Aerial Photography

Aerial survey is one of the most useful methods that an archaeologist uses for finding archaeological sites. The archaeologist goes up in a plane to see the land below. You can see many things up above that you might not notice walking around on the ground. The archaeologist takes photographs to help show what there might be under the ground.

There are two types of aerial photos called oblique photos and vertical photos.

  Oblique photography


Oblique means that the photo is taken from a slight angle over to one side of the site.


Vertical means that the photo is taken from directly above the site.

 Vertical photography

Aerial photographs help show up differences in the land where that land has been disturbed by people, for instance when they have made buildings, ditches, fields or pits.

Some archaeological features, like burial mounds or the remains of castles, stick up out of the ground and are easier to spot. They can create shadows on the ground, which show up on photos, if you take the photo from the right angle.

Oblique aerial photograph
An oblique photo of Bishopton motte and bailey
© Tees Archaeology

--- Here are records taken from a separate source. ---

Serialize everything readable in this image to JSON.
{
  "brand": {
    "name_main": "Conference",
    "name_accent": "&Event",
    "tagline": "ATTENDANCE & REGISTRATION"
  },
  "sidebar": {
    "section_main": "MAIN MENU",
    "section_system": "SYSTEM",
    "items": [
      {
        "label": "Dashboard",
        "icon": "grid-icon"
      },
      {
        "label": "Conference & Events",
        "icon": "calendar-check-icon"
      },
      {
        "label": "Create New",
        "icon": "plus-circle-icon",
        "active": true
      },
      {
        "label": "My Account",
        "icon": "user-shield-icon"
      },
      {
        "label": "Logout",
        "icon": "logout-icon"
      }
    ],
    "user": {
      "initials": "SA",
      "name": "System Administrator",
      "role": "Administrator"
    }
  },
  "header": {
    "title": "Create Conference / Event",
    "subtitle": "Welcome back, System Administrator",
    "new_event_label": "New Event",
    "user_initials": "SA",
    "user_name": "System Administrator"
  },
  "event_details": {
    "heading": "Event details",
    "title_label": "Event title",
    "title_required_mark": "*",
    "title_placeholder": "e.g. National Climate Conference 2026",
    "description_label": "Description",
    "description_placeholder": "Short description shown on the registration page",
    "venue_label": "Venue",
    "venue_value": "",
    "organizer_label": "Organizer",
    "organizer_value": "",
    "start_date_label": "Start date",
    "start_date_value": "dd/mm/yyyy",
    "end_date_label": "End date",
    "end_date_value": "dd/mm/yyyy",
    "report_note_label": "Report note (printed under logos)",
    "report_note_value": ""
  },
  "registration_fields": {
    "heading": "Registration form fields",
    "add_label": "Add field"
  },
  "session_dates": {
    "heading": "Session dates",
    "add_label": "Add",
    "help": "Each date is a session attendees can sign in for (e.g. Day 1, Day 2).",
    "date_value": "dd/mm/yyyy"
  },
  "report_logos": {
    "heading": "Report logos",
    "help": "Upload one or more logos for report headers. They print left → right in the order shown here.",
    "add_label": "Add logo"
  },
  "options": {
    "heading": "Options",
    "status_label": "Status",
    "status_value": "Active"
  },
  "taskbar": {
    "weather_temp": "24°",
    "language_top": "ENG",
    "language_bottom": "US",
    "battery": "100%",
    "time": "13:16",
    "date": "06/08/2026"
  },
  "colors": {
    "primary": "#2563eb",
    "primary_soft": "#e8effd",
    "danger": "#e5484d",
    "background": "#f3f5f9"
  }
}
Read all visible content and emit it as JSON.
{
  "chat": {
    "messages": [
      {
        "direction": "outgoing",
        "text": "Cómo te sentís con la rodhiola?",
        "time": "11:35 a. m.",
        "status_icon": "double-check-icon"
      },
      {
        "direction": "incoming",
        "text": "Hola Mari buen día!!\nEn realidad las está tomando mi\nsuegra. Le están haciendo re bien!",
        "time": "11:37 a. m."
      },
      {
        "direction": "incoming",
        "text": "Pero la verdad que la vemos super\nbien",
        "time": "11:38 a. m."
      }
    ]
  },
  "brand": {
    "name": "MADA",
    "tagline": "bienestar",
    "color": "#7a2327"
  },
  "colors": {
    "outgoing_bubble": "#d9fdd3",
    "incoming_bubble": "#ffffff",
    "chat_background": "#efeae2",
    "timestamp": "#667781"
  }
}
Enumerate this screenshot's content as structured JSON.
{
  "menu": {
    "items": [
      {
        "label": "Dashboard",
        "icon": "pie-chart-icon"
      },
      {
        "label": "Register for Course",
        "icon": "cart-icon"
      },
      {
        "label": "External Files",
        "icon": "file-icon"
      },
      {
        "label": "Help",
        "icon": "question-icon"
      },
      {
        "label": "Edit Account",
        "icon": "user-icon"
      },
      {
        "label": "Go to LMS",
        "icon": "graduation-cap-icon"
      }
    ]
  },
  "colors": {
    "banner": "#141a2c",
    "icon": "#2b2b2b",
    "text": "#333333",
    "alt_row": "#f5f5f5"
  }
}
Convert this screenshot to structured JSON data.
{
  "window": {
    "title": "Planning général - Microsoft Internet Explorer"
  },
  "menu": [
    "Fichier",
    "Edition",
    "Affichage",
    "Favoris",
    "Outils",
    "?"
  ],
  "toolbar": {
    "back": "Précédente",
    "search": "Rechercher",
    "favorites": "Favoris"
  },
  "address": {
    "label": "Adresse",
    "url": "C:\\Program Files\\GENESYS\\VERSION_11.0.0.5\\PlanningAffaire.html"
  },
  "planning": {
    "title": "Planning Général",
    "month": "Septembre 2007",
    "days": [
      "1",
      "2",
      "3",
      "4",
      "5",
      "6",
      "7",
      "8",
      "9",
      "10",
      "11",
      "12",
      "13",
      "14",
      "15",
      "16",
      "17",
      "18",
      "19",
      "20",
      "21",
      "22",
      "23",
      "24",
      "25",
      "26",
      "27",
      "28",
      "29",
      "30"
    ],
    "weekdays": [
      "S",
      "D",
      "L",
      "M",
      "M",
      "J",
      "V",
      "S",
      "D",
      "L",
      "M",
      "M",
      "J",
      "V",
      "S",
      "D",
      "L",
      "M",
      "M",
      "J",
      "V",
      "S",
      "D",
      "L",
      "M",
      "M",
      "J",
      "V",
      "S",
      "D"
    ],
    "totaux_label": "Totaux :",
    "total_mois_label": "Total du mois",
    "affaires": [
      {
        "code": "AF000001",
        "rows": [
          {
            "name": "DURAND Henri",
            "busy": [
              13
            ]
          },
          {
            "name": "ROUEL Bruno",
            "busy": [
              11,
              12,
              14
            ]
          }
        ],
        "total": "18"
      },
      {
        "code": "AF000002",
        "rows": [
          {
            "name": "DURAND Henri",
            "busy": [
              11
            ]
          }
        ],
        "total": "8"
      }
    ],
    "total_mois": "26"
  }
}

Sometimes archaeological features that are below the ground can also be seen from above and in aerial photos. When archaeological features rot away over time, they leave little traces of themselves behind in the ground. Often this makes the soil a different colour from the rest of the soil around where the feature was. Also, sometimes this can make grass or crops in fields directly above where the feature was grow differently from the rest of the field.

Oblique aerial photograph
A vertical photo of the Ringlemere Cup findspot - can you see the dark ring?
© Kent County Council

When you look at this from above or in aerial photos, you can see where the grass or crop has grown differently as it can show up as a different colour. The reason for this is that plants will grow best where they can put their roots down nice and deeply as they will get more nutrients and a better water supply. Where plants can't put down strong roots, they will grow less well. So, if a crop is growing over an underground ditch, it will put its roots down a long way and grow thick and strong. This will make the ditch show up as a darker line on an aerial photograph. Or if a crop is growing over the remains of an old building, the plants might not be able to put their roots down that deeply as the building is in the way and the plants won’t grow so well. If a crop is being grown by a farmer on the site, it is best to take the aerial photograph when the crop is fully grown to help show up the crop differences better.

What affects the aerial photos?

© The British Museum 2012 | Credits